Items from an interface collection:
——————
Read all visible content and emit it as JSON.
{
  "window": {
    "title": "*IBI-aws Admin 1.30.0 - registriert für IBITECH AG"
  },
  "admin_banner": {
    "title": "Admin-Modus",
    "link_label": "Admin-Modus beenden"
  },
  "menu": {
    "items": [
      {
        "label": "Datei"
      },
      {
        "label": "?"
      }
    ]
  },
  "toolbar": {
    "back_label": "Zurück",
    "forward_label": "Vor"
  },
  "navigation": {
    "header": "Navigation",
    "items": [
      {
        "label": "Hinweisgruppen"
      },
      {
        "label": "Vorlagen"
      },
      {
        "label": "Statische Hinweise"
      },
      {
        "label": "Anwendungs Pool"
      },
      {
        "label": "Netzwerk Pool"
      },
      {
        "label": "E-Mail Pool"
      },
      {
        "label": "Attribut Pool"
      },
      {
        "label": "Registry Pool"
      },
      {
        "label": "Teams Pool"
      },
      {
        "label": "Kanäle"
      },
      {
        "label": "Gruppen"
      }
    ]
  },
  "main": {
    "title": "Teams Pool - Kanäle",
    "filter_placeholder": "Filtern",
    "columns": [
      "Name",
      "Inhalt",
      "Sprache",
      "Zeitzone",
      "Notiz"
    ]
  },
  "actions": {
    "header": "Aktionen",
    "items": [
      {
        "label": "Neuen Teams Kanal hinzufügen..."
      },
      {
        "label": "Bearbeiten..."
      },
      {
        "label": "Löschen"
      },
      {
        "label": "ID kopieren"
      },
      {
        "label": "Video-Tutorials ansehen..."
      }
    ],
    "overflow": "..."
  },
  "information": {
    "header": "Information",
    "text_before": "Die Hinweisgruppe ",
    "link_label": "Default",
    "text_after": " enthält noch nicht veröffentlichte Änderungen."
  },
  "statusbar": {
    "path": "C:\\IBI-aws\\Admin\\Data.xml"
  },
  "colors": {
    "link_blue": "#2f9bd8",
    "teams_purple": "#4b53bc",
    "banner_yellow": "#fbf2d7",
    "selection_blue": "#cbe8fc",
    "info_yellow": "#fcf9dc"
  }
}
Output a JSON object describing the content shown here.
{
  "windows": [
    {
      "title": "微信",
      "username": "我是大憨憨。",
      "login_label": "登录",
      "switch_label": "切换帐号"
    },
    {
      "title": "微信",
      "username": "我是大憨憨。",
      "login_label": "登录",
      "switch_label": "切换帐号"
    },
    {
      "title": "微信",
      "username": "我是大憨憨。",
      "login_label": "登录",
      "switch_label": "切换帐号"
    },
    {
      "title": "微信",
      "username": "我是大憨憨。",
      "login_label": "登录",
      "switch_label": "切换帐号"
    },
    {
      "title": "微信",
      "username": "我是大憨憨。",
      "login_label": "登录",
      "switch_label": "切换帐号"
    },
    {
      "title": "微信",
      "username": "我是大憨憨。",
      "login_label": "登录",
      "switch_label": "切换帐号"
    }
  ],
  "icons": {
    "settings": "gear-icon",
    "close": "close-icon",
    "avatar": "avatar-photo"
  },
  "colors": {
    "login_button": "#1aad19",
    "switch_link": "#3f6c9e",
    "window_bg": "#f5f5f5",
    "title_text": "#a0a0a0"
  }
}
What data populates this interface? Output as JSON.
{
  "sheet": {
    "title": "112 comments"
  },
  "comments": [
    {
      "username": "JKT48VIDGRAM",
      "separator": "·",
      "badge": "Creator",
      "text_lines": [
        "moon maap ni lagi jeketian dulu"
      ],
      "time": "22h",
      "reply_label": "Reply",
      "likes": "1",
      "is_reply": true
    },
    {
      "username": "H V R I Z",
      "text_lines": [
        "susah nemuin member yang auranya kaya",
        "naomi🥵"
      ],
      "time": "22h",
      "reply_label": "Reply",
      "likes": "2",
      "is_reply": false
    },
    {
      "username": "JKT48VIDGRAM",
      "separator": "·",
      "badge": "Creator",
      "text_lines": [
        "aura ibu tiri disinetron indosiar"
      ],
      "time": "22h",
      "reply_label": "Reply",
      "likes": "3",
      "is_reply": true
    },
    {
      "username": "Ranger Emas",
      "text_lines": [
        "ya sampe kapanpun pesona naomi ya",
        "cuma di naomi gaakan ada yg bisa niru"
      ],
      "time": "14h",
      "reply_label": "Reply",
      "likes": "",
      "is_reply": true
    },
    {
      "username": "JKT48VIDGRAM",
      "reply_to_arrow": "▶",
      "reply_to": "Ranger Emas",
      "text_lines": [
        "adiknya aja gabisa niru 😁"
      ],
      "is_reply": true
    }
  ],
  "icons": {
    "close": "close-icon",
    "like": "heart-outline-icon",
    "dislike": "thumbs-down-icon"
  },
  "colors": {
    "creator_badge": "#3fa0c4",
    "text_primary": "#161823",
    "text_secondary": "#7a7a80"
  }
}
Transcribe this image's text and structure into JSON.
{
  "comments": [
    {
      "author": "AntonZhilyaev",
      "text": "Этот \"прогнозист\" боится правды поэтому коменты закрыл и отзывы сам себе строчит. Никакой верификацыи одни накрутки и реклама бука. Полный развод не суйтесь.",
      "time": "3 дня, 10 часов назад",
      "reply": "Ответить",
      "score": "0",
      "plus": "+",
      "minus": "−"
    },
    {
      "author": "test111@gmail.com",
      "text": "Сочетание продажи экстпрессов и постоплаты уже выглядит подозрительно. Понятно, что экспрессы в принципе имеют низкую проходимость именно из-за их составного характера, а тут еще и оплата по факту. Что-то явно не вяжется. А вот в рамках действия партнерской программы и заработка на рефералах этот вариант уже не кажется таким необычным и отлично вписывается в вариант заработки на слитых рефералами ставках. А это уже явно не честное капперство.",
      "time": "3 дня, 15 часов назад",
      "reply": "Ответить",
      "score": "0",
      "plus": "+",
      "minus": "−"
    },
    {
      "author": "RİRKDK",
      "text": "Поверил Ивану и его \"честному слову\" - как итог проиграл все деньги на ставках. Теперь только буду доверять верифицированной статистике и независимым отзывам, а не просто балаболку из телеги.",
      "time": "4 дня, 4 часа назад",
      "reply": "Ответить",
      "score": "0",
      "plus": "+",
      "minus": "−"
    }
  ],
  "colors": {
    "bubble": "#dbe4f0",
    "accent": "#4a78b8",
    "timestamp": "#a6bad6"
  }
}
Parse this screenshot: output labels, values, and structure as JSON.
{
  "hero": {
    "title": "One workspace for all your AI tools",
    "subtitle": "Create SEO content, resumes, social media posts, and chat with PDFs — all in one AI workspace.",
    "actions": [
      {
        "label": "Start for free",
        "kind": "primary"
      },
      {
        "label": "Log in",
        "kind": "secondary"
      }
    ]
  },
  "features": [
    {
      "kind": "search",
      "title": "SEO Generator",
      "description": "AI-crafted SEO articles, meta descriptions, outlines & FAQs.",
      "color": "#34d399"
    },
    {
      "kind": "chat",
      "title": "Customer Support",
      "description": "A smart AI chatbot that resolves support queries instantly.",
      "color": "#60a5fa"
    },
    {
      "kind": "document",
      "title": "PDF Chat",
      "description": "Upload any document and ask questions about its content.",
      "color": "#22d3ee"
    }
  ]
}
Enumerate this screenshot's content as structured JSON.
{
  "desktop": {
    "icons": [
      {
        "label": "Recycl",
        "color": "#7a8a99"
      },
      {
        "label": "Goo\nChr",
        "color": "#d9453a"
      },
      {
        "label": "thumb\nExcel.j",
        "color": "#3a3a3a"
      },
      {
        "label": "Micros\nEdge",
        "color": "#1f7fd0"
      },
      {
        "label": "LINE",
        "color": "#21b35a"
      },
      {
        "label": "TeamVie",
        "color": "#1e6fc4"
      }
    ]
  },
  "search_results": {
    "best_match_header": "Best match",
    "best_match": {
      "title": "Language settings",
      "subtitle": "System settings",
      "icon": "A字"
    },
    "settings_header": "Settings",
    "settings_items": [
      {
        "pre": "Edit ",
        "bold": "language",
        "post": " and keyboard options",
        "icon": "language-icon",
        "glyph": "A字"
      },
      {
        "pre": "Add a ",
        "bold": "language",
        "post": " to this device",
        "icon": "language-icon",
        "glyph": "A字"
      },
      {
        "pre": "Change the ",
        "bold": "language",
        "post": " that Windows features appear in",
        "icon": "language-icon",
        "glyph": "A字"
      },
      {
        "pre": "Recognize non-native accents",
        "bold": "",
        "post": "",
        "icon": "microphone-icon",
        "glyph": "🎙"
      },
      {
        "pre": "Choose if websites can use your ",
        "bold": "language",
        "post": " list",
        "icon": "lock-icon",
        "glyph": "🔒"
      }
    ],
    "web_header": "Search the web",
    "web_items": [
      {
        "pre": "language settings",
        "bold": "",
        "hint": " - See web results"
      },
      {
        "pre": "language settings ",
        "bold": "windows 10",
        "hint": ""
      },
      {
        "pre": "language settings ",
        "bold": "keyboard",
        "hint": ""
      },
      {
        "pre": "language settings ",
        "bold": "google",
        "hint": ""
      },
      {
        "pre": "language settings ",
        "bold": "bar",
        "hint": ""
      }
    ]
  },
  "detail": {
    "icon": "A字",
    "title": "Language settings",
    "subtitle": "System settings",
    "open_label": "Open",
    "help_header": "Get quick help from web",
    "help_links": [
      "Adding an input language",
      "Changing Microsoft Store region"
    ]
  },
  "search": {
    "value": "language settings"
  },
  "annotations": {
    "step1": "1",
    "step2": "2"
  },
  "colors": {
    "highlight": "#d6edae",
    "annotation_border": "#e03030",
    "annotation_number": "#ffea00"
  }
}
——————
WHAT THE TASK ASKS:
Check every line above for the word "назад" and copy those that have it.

SOLUTION BELOW:
      "time": "3 дня, 10 часов назад",
      "time": "3 дня, 15 часов назад",
      "time": "4 дня, 4 часа назад",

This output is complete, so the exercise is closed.